She knows she's in for more nausea, more headaches and more downtime with the new cancer. She's aware that the brain cancer could return at any time.

But she isn't about to let any of it beat her.

She holds down a full-time job feeding animals and milking cows at Farm Country at Thanksgiving Point. She's covering third base and shortstop on an intermural co-ed baseball team with her new husband and doing what she can to lead a normal life. She plans someday to be a mom — although she'll be going the in-vitro route so she can improve the odds for a healthy baby.

"This isn't who I am," Meagan Robbins said. "Cancer is not my life. It's just a little part of it. If I can't be normal I couldn't handle it."

Brian Robbins knew about Meagan's history before he called her for a first date, but he didn't really think he would get serious about her at the time. He had even attended the funeral for Alex Thompson.

By the time he realized he was in love, six weeks later, there was nothing to do but propose.

"I love her. I thought, what if something does happen, what would I do? But, then I thought, I wouldn't really be losing anything at all," he said, referring to his solid belief that LDS marriages are for eternity.

The newlyweds are optimistic about their future even though it's a scary one. They have $500 insurance premiums to pay along with the rent and the truck payments and they recognize there's a good amount of uncertainty.

But they have hope, great faith and boundless love.

"We'll be all right," Brian Robbins said. "We've had some good moments that make us think we'll be grandparents together."

"It's not so tough," Meagan adds. "I had it (cancer) before!"


Want to help?

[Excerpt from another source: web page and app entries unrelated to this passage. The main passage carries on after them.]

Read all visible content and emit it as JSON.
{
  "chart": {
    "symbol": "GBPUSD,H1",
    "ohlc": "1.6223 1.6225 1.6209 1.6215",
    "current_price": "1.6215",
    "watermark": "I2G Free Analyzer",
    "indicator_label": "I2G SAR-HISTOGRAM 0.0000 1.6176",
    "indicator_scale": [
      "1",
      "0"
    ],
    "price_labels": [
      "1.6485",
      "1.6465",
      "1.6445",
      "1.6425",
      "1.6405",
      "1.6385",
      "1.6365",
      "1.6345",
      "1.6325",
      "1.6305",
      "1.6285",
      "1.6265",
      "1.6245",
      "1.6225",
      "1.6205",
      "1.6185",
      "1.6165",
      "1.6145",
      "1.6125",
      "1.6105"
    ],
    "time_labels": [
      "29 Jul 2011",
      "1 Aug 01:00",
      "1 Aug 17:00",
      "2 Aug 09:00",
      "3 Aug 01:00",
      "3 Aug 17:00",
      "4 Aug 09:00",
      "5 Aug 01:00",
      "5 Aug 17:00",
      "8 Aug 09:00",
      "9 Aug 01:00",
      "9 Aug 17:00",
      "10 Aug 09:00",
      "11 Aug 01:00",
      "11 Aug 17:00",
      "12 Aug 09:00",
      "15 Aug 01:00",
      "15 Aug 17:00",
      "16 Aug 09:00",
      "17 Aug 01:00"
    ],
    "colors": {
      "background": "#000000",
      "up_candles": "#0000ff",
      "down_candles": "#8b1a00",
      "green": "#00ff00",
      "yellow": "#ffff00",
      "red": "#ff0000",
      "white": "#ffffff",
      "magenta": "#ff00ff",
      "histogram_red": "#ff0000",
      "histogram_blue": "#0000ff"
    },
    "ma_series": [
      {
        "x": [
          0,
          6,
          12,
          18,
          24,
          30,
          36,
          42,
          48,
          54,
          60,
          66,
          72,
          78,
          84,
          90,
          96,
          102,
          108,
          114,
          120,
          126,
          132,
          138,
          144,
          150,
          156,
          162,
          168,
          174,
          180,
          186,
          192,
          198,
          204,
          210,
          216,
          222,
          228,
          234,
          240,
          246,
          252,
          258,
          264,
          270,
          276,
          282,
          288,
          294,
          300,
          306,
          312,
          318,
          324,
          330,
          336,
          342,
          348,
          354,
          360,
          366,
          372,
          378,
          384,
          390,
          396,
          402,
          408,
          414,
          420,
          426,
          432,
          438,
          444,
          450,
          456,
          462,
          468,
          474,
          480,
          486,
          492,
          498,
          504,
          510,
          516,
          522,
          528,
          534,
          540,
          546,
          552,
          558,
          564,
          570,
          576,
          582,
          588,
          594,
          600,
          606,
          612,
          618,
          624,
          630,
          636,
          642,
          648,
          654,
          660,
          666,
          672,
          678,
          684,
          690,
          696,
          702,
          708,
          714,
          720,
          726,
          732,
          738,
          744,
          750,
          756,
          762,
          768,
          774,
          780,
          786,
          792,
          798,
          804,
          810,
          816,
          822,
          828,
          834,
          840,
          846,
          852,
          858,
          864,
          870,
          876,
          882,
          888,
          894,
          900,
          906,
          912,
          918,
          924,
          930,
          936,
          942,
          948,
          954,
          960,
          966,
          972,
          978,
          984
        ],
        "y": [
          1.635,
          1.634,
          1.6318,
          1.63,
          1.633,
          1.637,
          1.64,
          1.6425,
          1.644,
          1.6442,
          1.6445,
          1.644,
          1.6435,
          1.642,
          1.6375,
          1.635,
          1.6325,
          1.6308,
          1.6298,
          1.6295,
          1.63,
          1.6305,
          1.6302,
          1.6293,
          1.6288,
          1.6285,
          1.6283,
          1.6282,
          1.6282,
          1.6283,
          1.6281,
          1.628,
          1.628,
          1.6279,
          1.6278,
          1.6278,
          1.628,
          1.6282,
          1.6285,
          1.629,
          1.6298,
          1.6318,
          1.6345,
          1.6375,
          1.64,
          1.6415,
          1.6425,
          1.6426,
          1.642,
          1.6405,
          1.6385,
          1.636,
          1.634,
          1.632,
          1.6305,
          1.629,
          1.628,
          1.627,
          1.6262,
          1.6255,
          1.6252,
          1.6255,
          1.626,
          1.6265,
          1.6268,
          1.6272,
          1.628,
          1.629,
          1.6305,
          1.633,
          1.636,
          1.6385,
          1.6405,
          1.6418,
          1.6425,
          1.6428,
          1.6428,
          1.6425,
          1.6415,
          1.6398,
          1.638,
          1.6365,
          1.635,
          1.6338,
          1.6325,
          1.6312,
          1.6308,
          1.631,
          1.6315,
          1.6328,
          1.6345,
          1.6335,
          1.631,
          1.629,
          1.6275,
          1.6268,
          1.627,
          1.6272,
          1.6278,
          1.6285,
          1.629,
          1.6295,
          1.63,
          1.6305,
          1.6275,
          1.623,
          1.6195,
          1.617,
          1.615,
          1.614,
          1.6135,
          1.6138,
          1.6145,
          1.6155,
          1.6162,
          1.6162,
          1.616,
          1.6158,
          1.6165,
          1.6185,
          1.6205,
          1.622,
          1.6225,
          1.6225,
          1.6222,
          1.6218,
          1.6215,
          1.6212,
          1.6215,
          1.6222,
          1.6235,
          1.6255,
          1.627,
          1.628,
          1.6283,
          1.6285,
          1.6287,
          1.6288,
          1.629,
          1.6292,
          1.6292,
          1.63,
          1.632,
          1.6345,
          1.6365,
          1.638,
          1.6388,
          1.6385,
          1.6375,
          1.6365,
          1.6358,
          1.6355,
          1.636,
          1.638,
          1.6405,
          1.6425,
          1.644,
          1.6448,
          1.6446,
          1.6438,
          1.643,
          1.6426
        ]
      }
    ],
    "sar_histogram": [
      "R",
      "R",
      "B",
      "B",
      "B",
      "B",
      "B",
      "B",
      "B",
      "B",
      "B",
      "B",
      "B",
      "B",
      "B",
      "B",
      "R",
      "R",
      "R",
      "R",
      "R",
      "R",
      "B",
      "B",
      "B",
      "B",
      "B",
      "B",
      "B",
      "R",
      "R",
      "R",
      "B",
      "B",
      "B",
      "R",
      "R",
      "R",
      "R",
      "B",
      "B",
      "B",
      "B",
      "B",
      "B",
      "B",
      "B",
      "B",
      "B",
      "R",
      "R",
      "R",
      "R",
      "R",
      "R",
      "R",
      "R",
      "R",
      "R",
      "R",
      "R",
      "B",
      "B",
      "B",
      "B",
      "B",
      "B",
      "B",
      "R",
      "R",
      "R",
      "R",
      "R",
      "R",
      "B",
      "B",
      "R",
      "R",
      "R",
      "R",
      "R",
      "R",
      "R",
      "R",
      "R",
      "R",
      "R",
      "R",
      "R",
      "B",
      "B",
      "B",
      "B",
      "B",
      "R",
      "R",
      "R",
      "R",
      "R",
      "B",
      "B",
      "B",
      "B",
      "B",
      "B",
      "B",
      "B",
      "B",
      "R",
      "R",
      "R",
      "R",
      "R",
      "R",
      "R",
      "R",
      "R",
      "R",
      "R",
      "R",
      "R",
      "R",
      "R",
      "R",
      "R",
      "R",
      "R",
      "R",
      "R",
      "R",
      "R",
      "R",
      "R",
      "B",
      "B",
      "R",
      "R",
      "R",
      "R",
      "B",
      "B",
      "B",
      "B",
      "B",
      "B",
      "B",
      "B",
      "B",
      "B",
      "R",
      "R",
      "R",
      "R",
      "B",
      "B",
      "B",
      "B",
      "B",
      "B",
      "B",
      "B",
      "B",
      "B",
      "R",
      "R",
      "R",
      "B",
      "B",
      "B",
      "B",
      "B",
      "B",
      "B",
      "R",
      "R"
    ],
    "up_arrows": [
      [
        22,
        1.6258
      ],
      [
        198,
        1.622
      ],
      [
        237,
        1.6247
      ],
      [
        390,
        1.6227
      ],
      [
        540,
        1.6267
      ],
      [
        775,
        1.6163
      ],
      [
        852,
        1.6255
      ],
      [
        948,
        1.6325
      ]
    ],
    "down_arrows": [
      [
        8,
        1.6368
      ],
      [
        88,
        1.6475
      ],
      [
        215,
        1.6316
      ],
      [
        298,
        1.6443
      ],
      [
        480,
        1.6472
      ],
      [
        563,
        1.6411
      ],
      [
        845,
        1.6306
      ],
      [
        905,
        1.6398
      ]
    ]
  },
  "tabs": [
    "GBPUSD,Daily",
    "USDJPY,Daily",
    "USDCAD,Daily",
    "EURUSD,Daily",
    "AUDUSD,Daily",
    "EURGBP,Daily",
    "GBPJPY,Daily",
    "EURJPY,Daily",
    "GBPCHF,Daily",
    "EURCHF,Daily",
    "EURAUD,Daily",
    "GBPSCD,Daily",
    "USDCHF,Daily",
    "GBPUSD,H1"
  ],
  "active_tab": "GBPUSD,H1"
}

To make donations to the Thompson or Robbins families, contact any Zions Bank branch office or send checks to: Thompson Family Donation Fund, 385 S. 1100 West, Lehi, UT 84043, or go to the Web site: www.Thompsonfamilydonation.org.


E-mail: haddoc@desnews.com